In a period when market economics are widely recognised as the most desirable form of economic organisation, Robert Lane offers evidence that the major premises of market economics are mistaken. Lane shows that work, far from being a disutility, as economic theory would have it, is instead one of two major sources of lifetime satisfaction, and that money income, despite being a source of utility that compensates a person for his or her sacrifices at work, contributes very little to a sense of well-being. This reversal of the premises of market economics suggests a major, axial shift in the way we think about our economies.
• Robert Lane expounds a radical new theory challenging the way we think about economics and society • He draws on psychology, sociology and economic anthropology to assess the true roles of money income and work in our society
Acknowledgements; Part I: Introduction; Part II: Cognition and emotion; Part III: Self-attribution and self-esteem; Part IV: Human relations; Part V: Work; Part VI: Rewards; Part VII: Utility and happiness; Part VIII: Conclusion.
'This will surely be one of the most important social science books of the 1990s and beyond.

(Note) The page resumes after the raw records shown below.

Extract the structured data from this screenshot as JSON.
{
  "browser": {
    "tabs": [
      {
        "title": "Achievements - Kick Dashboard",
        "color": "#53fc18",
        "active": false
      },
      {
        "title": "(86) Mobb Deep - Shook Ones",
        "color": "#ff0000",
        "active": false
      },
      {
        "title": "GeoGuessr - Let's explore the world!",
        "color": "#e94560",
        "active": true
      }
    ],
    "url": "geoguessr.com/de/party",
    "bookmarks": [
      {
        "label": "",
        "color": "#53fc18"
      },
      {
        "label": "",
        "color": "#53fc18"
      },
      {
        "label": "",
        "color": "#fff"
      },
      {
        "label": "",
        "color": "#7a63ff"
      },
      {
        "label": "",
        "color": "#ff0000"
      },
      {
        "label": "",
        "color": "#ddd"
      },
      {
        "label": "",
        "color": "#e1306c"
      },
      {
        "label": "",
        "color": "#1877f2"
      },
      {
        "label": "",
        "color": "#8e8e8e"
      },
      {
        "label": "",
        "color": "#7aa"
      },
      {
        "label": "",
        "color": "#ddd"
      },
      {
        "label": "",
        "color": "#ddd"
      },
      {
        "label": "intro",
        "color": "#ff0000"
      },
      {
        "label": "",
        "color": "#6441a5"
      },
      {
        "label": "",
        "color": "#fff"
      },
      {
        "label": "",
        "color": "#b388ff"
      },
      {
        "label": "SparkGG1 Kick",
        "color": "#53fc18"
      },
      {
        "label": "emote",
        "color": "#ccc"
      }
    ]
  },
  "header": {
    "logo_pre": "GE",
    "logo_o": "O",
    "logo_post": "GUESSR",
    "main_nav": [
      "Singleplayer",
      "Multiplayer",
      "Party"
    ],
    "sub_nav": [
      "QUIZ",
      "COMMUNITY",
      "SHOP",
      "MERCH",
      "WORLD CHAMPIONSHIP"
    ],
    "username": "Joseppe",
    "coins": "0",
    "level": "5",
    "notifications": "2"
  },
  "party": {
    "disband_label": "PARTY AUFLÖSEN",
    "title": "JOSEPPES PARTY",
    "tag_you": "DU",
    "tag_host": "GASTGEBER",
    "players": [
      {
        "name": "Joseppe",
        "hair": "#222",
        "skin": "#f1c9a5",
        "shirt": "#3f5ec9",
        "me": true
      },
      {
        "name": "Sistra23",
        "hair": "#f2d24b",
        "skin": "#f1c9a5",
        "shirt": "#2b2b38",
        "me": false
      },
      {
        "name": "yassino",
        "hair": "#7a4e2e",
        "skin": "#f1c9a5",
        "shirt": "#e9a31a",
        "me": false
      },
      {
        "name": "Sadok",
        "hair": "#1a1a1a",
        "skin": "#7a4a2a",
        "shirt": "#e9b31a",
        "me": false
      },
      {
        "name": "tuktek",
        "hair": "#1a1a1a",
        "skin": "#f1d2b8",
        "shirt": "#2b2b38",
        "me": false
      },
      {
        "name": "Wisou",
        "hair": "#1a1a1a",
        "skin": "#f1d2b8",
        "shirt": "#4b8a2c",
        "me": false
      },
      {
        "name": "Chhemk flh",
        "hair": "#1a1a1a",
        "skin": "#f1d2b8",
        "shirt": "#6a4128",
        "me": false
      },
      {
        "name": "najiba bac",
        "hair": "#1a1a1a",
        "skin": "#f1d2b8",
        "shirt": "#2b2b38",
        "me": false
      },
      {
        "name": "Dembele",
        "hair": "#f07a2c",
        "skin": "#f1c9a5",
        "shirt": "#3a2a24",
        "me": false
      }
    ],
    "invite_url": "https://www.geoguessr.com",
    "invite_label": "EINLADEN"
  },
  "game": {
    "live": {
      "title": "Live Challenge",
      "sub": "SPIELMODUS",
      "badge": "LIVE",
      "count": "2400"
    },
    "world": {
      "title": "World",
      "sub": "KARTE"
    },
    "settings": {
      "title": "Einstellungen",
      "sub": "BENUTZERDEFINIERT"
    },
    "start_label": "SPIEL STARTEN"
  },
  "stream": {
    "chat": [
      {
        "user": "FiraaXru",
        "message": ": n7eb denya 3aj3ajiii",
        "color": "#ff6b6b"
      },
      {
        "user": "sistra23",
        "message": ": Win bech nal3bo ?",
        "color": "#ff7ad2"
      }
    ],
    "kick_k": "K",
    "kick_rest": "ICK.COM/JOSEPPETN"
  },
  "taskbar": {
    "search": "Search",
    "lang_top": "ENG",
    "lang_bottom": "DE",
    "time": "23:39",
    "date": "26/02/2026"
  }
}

It bridges the social sciences with the ease and confidence only a mature scholar, at the top of his career and intellectual power, can accomplish … Lane writes clearly and powerfully and in terms we all can relate to. He is exceptionally erudite and he draws on, cites, and commands an incredible array of literature.' Amitai Etzioni, George Washington University